**Task to complete**
From the entries below, copy every line that holds the word "image".

[[ Dataset content open ]]

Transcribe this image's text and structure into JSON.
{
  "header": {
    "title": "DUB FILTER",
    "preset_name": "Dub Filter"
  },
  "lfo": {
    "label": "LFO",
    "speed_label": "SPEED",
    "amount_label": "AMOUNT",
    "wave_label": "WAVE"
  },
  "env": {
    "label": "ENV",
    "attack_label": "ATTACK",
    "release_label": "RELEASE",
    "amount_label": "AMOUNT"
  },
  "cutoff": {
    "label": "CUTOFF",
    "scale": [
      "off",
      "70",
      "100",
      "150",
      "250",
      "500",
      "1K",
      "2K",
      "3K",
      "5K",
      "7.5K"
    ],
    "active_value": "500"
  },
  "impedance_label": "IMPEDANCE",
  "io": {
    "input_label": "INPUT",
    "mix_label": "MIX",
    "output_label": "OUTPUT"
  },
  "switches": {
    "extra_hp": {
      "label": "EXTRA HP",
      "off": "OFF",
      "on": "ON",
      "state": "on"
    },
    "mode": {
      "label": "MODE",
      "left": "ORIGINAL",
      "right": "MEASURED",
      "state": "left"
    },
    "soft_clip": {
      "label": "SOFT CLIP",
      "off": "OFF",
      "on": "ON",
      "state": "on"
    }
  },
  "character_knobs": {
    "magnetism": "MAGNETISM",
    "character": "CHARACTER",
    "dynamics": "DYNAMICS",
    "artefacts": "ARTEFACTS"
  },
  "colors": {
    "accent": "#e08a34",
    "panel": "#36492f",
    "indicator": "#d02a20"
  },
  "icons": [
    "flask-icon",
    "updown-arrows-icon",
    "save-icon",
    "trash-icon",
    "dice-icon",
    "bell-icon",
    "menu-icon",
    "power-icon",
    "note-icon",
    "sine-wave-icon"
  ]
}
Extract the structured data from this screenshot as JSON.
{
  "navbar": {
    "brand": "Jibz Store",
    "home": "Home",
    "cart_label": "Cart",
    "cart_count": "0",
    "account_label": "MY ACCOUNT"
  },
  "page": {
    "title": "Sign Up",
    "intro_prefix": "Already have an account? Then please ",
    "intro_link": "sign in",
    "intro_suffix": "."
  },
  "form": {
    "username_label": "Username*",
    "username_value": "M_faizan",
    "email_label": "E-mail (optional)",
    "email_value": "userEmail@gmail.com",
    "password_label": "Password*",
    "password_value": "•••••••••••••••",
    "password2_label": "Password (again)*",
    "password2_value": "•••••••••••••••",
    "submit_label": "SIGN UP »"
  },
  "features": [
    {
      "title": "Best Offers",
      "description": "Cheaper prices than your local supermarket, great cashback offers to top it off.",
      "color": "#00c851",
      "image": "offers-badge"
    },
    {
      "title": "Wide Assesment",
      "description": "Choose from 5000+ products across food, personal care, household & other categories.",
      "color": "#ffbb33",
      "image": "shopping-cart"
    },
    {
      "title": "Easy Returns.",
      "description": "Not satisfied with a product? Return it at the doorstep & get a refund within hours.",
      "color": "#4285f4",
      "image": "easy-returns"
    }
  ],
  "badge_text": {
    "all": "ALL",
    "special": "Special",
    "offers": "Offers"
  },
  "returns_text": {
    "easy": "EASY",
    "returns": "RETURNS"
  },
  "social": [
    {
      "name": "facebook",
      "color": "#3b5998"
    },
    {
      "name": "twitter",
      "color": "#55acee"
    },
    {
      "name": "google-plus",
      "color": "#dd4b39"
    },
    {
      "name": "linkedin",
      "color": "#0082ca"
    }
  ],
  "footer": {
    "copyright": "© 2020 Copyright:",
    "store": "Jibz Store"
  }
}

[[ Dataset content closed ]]

**The completed task**
Transcribe this image's text and structure into JSON.
      "image": "offers-badge"
      "image": "shopping-cart"
      "image": "easy-returns"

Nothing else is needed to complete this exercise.